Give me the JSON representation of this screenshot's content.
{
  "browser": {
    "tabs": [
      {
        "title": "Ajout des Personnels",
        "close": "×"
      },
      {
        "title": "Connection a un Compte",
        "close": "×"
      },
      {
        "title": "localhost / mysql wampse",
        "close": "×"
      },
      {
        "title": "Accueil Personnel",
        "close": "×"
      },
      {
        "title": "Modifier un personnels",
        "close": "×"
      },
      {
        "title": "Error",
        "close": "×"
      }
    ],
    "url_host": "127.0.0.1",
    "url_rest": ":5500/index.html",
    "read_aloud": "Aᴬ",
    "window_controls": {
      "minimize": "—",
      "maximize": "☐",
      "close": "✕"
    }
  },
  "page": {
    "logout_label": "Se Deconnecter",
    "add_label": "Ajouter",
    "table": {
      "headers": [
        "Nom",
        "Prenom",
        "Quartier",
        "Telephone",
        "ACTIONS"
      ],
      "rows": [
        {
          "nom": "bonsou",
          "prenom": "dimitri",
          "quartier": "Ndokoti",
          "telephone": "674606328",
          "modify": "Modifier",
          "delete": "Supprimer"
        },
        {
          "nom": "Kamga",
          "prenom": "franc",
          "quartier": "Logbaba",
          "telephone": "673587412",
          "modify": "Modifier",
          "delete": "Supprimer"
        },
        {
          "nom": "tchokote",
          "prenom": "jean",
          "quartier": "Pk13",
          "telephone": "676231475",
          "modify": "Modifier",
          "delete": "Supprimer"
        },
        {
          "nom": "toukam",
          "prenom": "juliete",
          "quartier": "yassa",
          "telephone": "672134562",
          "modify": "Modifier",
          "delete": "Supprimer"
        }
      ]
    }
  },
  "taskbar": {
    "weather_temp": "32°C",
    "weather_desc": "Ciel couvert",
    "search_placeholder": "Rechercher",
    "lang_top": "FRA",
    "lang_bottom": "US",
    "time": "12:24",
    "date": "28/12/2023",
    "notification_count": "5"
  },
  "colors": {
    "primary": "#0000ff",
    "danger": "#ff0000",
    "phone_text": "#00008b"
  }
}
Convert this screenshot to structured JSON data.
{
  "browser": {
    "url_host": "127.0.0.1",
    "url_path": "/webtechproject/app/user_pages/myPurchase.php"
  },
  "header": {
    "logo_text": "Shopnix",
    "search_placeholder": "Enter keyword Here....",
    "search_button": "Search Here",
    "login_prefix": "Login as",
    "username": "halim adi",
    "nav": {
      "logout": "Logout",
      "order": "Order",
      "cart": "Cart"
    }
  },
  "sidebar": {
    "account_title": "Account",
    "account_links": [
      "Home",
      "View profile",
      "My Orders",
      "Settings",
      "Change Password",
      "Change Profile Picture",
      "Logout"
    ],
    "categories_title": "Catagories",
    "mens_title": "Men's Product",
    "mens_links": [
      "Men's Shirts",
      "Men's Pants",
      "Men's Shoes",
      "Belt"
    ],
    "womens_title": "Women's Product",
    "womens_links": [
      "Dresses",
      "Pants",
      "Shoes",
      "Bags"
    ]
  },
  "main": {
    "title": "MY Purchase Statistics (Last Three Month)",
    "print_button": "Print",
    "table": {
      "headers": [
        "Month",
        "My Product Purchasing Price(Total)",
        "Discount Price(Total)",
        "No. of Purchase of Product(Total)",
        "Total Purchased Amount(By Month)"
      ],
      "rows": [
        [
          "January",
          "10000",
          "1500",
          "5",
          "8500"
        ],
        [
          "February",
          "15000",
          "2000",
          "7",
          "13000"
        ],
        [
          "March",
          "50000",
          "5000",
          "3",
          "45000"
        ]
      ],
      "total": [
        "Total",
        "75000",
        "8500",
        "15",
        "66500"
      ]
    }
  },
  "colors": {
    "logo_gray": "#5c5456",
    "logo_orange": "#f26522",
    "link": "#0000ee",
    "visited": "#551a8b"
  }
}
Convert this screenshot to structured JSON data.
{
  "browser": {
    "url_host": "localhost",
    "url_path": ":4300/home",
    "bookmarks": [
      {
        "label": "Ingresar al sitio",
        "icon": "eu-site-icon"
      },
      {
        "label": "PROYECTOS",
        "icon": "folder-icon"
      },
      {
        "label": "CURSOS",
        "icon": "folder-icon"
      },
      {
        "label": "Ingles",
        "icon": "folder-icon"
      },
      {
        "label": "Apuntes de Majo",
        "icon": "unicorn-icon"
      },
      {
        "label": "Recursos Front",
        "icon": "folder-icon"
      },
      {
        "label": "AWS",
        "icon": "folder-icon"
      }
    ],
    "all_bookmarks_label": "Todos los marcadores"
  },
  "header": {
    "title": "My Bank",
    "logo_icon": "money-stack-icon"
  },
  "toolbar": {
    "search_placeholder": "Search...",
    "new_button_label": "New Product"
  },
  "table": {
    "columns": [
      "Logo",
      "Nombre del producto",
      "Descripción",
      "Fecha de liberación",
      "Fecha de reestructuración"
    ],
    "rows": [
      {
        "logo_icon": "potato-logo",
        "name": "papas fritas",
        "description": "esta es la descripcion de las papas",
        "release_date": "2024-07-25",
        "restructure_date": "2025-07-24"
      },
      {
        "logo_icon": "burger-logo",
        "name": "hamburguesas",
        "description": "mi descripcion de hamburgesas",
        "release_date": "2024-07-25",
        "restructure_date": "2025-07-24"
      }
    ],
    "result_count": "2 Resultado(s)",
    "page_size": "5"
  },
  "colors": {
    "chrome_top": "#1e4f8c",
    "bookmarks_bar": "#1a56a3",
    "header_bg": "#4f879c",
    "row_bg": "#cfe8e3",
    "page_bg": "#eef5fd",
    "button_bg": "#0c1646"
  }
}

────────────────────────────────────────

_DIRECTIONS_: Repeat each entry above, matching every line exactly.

_RESPONSE TO THE EXERCISE_:
Give me the JSON representation of this screenshot's content.
{
  "browser": {
    "tabs": [
      {
        "title": "Ajout des Personnels",
        "close": "×"
      },
      {
        "title": "Connection a un Compte",
        "close": "×"
      },
      {
        "title": "localhost / mysql wampse",
        "close": "×"
      },
      {
        "title": "Accueil Personnel",
        "close": "×"
      },
      {
        "title": "Modifier un personnels",
        "close": "×"
      },
      {
        "title": "Error",
        "close": "×"
      }
    ],
    "url_host": "127.0.0.1",
    "url_rest": ":5500/index.html",
    "read_aloud": "Aᴬ",
    "window_controls": {
      "minimize": "—",
      "maximize": "☐",
      "close": "✕"
    }
  },
  "page": {
    "logout_label": "Se Deconnecter",
    "add_label": "Ajouter",
    "table": {
      "headers": [
        "Nom",
        "Prenom",
        "Quartier",
        "Telephone",
        "ACTIONS"
      ],
      "rows": [
        {
          "nom": "bonsou",
          "prenom": "dimitri",
          "quartier": "Ndokoti",
          "telephone": "674606328",
          "modify": "Modifier",
          "delete": "Supprimer"
        },
        {
          "nom": "Kamga",
          "prenom": "franc",
          "quartier": "Logbaba",
          "telephone": "673587412",
          "modify": "Modifier",
          "delete": "Supprimer"
        },
        {
          "nom": "tchokote",
          "prenom": "jean",
          "quartier": "Pk13",
          "telephone": "676231475",
          "modify": "Modifier",
          "delete": "Supprimer"
        },
        {
          "nom": "toukam",
          "prenom": "juliete",
          "quartier": "yassa",
          "telephone": "672134562",
          "modify": "Modifier",
          "delete": "Supprimer"
        }
      ]
    }
  },
  "taskbar": {
    "weather_temp": "32°C",
    "weather_desc": "Ciel couvert",
    "search_placeholder": "Rechercher",
    "lang_top": "FRA",
    "lang_bottom": "US",
    "time": "12:24",
    "date": "28/12/2023",
    "notification_count": "5"
  },
  "colors": {
    "primary": "#0000ff",
    "danger": "#ff0000",
    "phone_text": "#00008b"
  }
}
Convert this screenshot to structured JSON data.
{
  "browser": {
    "url_host": "127.0.0.1",
    "url_path": "/webtechproject/app/user_pages/myPurchase.php"
  },
  "header": {
    "logo_text": "Shopnix",
    "search_placeholder": "Enter keyword Here....",
    "search_button": "Search Here",
    "login_prefix": "Login as",
    "username": "halim adi",
    "nav": {
      "logout": "Logout",
      "order": "Order",
      "cart": "Cart"
    }
  },
  "sidebar": {
    "account_title": "Account",
    "account_links": [
      "Home",
      "View profile",
      "My Orders",
      "Settings",
      "Change Password",
      "Change Profile Picture",
      "Logout"
    ],
    "categories_title": "Catagories",
    "mens_title": "Men's Product",
    "mens_links": [
      "Men's Shirts",
      "Men's Pants",
      "Men's Shoes",
      "Belt"
    ],
    "womens_title": "Women's Product",
    "womens_links": [
      "Dresses",
      "Pants",
      "Shoes",
      "Bags"
    ]
  },
  "main": {
    "title": "MY Purchase Statistics (Last Three Month)",
    "print_button": "Print",
    "table": {
      "headers": [
        "Month",
        "My Product Purchasing Price(Total)",
        "Discount Price(Total)",
        "No. of Purchase of Product(Total)",
        "Total Purchased Amount(By Month)"
      ],
      "rows": [
        [
          "January",
          "10000",
          "1500",
          "5",
          "8500"
        ],
        [
          "February",
          "15000",
          "2000",
          "7",
          "13000"
        ],
        [
          "March",
          "50000",
          "5000",
          "3",
          "45000"
        ]
      ],
      "total": [
        "Total",
        "75000",
        "8500",
        "15",
        "66500"
      ]
    }
  },
  "colors": {
    "logo_gray": "#5c5456",
    "logo_orange": "#f26522",
    "link": "#0000ee",
    "visited": "#551a8b"
  }
}
Convert this screenshot to structured JSON data.
{
  "browser": {
    "url_host": "localhost",
    "url_path": ":4300/home",
    "bookmarks": [
      {
        "label": "Ingresar al sitio",
        "icon": "eu-site-icon"
      },
      {
        "label": "PROYECTOS",
        "icon": "folder-icon"
      },
      {
        "label": "CURSOS",
        "icon": "folder-icon"
      },
      {
        "label": "Ingles",
        "icon": "folder-icon"
      },
      {
        "label": "Apuntes de Majo",
        "icon": "unicorn-icon"
      },
      {
        "label": "Recursos Front",
        "icon": "folder-icon"
      },
      {
        "label": "AWS",
        "icon": "folder-icon"
      }
    ],
    "all_bookmarks_label": "Todos los marcadores"
  },
  "header": {
    "title": "My Bank",
    "logo_icon": "money-stack-icon"
  },
  "toolbar": {
    "search_placeholder": "Search...",
    "new_button_label": "New Product"
  },
  "table": {
    "columns": [
      "Logo",
      "Nombre del producto",
      "Descripción",
      "Fecha de liberación",
      "Fecha de reestructuración"
    ],
    "rows": [
      {
        "logo_icon": "potato-logo",
        "name": "papas fritas",
        "description": "esta es la descripcion de las papas",
        "release_date": "2024-07-25",
        "restructure_date": "2025-07-24"
      },
      {
        "logo_icon": "burger-logo",
        "name": "hamburguesas",
        "description": "mi descripcion de hamburgesas",
        "release_date": "2024-07-25",
        "restructure_date": "2025-07-24"
      }
    ],
    "result_count": "2 Resultado(s)",
    "page_size": "5"
  },
  "colors": {
    "chrome_top": "#1e4f8c",
    "bookmarks_bar": "#1a56a3",
    "header_bg": "#4f879c",
    "row_bg": "#cfe8e3",
    "page_bg": "#eef5fd",
    "button_bg": "#0c1646"
  }
}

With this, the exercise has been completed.